_REQUIRED WORK:_ With pictures removed, output every record below exactly as written.

### DATASET RECORDS ###

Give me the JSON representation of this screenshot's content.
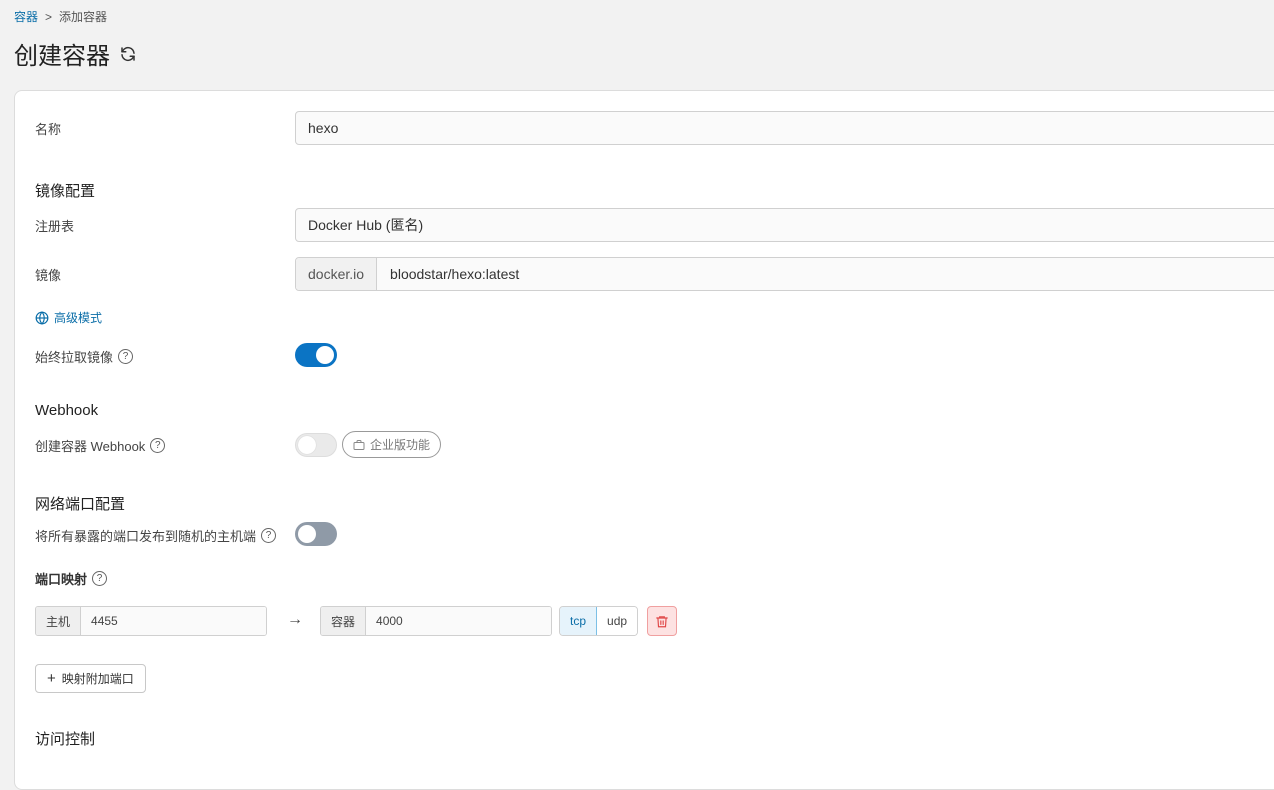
{
  "breadcrumb": {
    "parent": "容器",
    "separator": ">",
    "current": "添加容器"
  },
  "page": {
    "title": "创建容器"
  },
  "form": {
    "name": {
      "label": "名称",
      "value": "hexo"
    },
    "image_section": {
      "title": "镜像配置",
      "registry_label": "注册表",
      "registry_value": "Docker Hub (匿名)",
      "image_label": "镜像",
      "image_prefix": "docker.io",
      "image_value": "bloodstar/hexo:latest",
      "advanced_mode": "高级模式",
      "always_pull_label": "始终拉取镜像",
      "always_pull": true
    },
    "webhook_section": {
      "title": "Webhook",
      "create_label": "创建容器 Webhook",
      "enabled": false,
      "enterprise_badge": "企业版功能"
    },
    "network_section": {
      "title": "网络端口配置",
      "publish_all_label": "将所有暴露的端口发布到随机的主机端",
      "publish_all": false,
      "port_mapping_label": "端口映射",
      "mappings": [
        {
          "host_label": "主机",
          "host_port": "4455",
          "container_label": "容器",
          "container_port": "4000",
          "protocol_tcp": "tcp",
          "protocol_udp": "udp",
          "selected": "tcp"
        }
      ],
      "add_mapping": "映射附加端口"
    },
    "access_section": {
      "title": "访问控制"
    }
  },
  "colors": {
    "accent": "#0b74c4",
    "link": "#0b6ea8",
    "danger": "#e04848"
  }
}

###

_FINISHED TASK:_
Give me the JSON representation of this screenshot's content.
{
  "breadcrumb": {
    "parent": "容器",
    "separator": ">",
    "current": "添加容器"
  },
  "page": {
    "title": "创建容器"
  },
  "form": {
    "name": {
      "label": "名称",
      "value": "hexo"
    },
    "image_section": {
      "title": "镜像配置",
      "registry_label": "注册表",
      "registry_value": "Docker Hub (匿名)",
      "image_label": "镜像",
      "image_prefix": "docker.io",
      "image_value": "bloodstar/hexo:latest",
      "advanced_mode": "高级模式",
      "always_pull_label": "始终拉取镜像",
      "always_pull": true
    },
    "webhook_section": {
      "title": "Webhook",
      "create_label": "创建容器 Webhook",
      "enabled": false,
      "enterprise_badge": "企业版功能"
    },
    "network_section": {
      "title": "网络端口配置",
      "publish_all_label": "将所有暴露的端口发布到随机的主机端",
      "publish_all": false,
      "port_mapping_label": "端口映射",
      "mappings": [
        {
          "host_label": "主机",
          "host_port": "4455",
          "container_label": "容器",
          "container_port": "4000",
          "protocol_tcp": "tcp",
          "protocol_udp": "udp",
          "selected": "tcp"
        }
      ],
      "add_mapping": "映射附加端口"
    },
    "access_section": {
      "title": "访问控制"
    }
  },
  "colors": {
    "accent": "#0b74c4",
    "link": "#0b6ea8",
    "danger": "#e04848"
  }
}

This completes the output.